The role of the people working on the frontlines of the Covid-19 pandemic has elevated these workers to the status of heroes. Not only do we recognize the uncertain health risks they have faced, we grasp their essential role in keeping things running. Their value has never been more appreciated. As recent actions have been taken to reevaluate the health and safety of these workers, for the manufacturing industries, now is also a good time to consider the capability of these workers not only to “keep things running” but also to pursue continuous improvement. A top-down, continuous-improvement strategy most organizations follow is missing the mark. To achieve Operational Excellence (OPEX), you need to invert the pyramid.
The key to driving continuous improvement and achieving OPEX starts on the floor – with your frontline workers.
For many frontline workers, the job is just that. They generally adhere to their job description of “running the machines.” While automation has replaced many frontline workers, the demands on those that remain grow heavier. Increasingly they are expected to absorb more technical information and decipher data to solve issues quicker.
Today’s problems can’t be solved using old-world tactics, and frontline workers are often simply not equipped to resolve the issues of the modern workplace. When a problem arises, falling back on the well-worn path as the default of standard fixes or escalating to maintenance and/or engineering is no longer enough.
Fortunately, the mentality that frontline workers should “just run the machine” is shifting. Company leaders expect workers to take a more active role in problem-solving, be more proactive in learning and skill development, and take responsibility for the organizational impacts resulting from operations on the floor. They are in the best position to notice problems first. Shouldn’t they also know how to solve a problem?
The closer one can get to the source of the problem, the better the chances are of resolving it quickly and inexpensively.
Unfortunately, noticing an issue isn’t enough. Workers need to be able to critically assess the problem or see it through to a resolution. If they can’t, chances are the issue will be escalated, take longer to solve and cost more than necessary in resources and lost productivity. The closer one can get to the source of the problem, the better the chances are of resolving it quickly and inexpensively.
As the first ones on the scene, your frontline workers can play a crucial role in increasing your product quality, preventing rejects, minimizing damages and halting deterioration of a situation before it causes potential calamity. Consider which of these problem statements shortens the distance between problem and solution:
Our chief product has an issue. We noticed scratches across the panel on lines 1 and 3, but not on line 2. The issue began at 7 am and was first identified at the last workstation.
Scenario #2 takes a more critical look at the situation and moves the problem towards resolution. It’s important to equip critically placed frontline employees with the knowledge and structure they need to tackle problems analytically. To accomplish this, frontline training should be part of your continuous improvement program. Whether it’s to reduce safety incidents, increase production quality, teach problem-solving techniques or ensure consistency from team to team; training that is appropriate and relevant to the job will pay for itself during your OPEX journey.

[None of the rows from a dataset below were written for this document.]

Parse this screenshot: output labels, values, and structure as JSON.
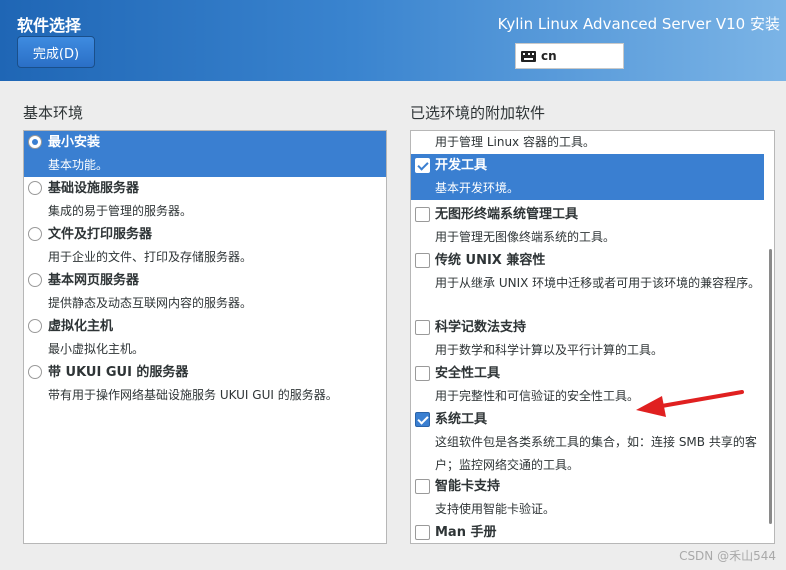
{
  "header": {
    "title": "软件选择",
    "done_label": "完成(D)",
    "product": "Kylin Linux Advanced Server V10 安装",
    "keyboard_layout": "cn"
  },
  "base_env": {
    "heading": "基本环境",
    "items": [
      {
        "title": "最小安装",
        "desc": "基本功能。",
        "selected": true
      },
      {
        "title": "基础设施服务器",
        "desc": "集成的易于管理的服务器。",
        "selected": false
      },
      {
        "title": "文件及打印服务器",
        "desc": "用于企业的文件、打印及存储服务器。",
        "selected": false
      },
      {
        "title": "基本网页服务器",
        "desc": "提供静态及动态互联网内容的服务器。",
        "selected": false
      },
      {
        "title": "虚拟化主机",
        "desc": "最小虚拟化主机。",
        "selected": false
      },
      {
        "title": "带 UKUI GUI 的服务器",
        "desc": "带有用于操作网络基础设施服务 UKUI GUI 的服务器。",
        "selected": false
      }
    ]
  },
  "addons": {
    "heading": "已选环境的附加软件",
    "partial_desc": "用于管理 Linux 容器的工具。",
    "items": [
      {
        "title": "开发工具",
        "desc": "基本开发环境。",
        "checked": true,
        "highlighted": true
      },
      {
        "title": "无图形终端系统管理工具",
        "desc": "用于管理无图像终端系统的工具。",
        "checked": false
      },
      {
        "title": "传统 UNIX 兼容性",
        "desc": "用于从继承 UNIX 环境中迁移或者可用于该环境的兼容程序。",
        "checked": false
      },
      {
        "title": "科学记数法支持",
        "desc": "用于数学和科学计算以及平行计算的工具。",
        "checked": false
      },
      {
        "title": "安全性工具",
        "desc": "用于完整性和可信验证的安全性工具。",
        "checked": false
      },
      {
        "title": "系统工具",
        "desc": "这组软件包是各类系统工具的集合，如：连接 SMB 共享的客户；监控网络交通的工具。",
        "checked": true
      },
      {
        "title": "智能卡支持",
        "desc": "支持使用智能卡验证。",
        "checked": false
      },
      {
        "title": "Man 手册",
        "desc": "",
        "checked": false
      }
    ]
  },
  "watermark": "CSDN @禾山544",
  "colors": {
    "accent": "#3a7fd1",
    "arrow": "#e02020"
  }
}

Frontline training should be part of your continuous improvement program.
Fortunately, diverse approaches to training and learning styles make it possible to integrate training into the workday without taking workers off the line for long periods of time.
- Microlearning is bite-sized or easily digestible, focused learning that is accessed by the learner as needed. It’s particularly effective when learners don’t have the time or attention span for formal training. Procedures and work guides are segmented by topic, and easily accessible on a computer or mobile device. Short, memorable how-to videos are viewed for quick reference.
- Learning by doing focuses on skills that are relevant to workers and then having them practice what they’ve learned. Teaching minimum, work-related concepts and providing ample time to practice in a safe work setting, or a risk-free environment using simulation devices and gamification can make learning-by-doing fun and memorable while easing the transition of new skills into practice.
- Coaching to build high performers is an effective way to establish clear expectations and set the stage for success. Coaches observe performance on the floor and provide individualized, pinpointed feedback. For example, they watch for workers doing something right, ask them to explain why they are doing it this way, provide encouragement and build confidence.
Bringing the frontline into continuous initiatives not only profits from their understanding of the equipment they run but also requires giving them the skills needed to be actively involved in resolving issues and pursuing improvements. If that top-down pyramid is inverted, and frontline workers are fully integrated in CI initiatives, your OPEX journey stands a greater chance of being acted on every day.